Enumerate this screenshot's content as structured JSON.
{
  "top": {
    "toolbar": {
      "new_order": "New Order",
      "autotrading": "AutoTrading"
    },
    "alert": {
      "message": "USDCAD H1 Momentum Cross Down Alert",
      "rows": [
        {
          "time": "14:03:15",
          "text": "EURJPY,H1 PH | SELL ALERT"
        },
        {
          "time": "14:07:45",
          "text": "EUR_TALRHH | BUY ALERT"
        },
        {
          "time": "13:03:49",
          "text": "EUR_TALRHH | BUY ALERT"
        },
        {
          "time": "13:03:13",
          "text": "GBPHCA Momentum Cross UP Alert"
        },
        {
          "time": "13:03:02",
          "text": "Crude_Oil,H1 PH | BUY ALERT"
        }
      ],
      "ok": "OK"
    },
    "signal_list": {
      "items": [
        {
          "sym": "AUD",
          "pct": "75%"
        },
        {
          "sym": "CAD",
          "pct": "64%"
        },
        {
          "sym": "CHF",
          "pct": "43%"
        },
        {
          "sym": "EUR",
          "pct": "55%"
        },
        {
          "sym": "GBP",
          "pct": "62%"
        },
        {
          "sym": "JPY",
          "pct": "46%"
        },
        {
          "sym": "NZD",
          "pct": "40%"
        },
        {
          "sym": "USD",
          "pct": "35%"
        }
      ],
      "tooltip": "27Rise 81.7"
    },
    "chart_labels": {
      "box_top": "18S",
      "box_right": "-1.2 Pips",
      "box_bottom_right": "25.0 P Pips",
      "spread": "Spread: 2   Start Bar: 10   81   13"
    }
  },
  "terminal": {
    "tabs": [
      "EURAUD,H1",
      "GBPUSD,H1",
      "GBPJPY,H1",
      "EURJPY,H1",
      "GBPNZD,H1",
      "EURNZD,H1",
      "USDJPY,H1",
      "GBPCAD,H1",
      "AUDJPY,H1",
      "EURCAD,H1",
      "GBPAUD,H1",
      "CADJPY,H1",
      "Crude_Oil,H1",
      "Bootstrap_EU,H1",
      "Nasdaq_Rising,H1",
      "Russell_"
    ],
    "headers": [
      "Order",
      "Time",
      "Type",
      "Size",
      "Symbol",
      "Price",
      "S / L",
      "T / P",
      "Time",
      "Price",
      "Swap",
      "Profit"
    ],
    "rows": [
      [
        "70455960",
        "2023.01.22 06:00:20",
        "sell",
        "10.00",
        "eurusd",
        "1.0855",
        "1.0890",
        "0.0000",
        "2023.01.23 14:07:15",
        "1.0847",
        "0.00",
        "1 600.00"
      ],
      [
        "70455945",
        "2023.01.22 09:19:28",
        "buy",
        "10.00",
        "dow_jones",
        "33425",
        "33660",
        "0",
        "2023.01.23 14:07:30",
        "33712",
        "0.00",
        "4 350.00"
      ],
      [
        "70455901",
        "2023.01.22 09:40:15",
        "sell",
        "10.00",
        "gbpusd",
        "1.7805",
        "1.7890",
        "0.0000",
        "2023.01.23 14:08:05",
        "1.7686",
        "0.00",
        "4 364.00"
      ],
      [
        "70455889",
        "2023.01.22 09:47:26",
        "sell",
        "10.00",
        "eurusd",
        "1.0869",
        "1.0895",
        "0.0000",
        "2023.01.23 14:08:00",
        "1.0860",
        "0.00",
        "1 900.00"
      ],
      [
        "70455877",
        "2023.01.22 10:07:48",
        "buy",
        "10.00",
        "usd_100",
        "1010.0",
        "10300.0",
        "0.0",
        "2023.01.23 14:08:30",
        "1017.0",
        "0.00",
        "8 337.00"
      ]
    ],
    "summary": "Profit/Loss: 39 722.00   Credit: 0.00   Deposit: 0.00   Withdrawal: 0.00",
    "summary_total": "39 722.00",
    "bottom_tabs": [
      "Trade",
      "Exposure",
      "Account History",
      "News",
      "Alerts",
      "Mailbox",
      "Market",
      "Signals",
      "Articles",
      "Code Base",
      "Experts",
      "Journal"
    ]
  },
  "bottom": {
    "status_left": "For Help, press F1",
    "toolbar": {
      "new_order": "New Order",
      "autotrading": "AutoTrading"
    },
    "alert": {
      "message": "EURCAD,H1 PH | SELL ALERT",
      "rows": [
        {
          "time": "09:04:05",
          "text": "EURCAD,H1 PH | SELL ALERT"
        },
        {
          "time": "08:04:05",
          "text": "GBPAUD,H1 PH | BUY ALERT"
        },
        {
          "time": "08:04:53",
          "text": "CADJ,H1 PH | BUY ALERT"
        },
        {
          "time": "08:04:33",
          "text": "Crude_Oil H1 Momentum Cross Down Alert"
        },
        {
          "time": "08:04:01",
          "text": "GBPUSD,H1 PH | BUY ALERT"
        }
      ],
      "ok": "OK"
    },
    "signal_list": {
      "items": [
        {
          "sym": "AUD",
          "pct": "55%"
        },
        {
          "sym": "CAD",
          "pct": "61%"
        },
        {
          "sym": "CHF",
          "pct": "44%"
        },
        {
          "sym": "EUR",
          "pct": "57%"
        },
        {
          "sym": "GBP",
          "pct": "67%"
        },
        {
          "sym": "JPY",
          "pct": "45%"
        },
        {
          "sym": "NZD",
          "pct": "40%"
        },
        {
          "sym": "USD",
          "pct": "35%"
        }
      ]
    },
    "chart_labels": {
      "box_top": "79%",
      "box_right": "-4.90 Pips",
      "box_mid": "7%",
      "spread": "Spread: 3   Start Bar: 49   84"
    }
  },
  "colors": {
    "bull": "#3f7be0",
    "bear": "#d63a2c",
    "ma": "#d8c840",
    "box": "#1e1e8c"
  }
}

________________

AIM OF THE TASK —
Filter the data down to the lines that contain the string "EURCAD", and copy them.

RESULT OF THIS TASK —
      "EURCAD,H1",
      "message": "EURCAD,H1 PH | SELL ALERT",
          "text": "EURCAD,H1 PH | SELL ALERT"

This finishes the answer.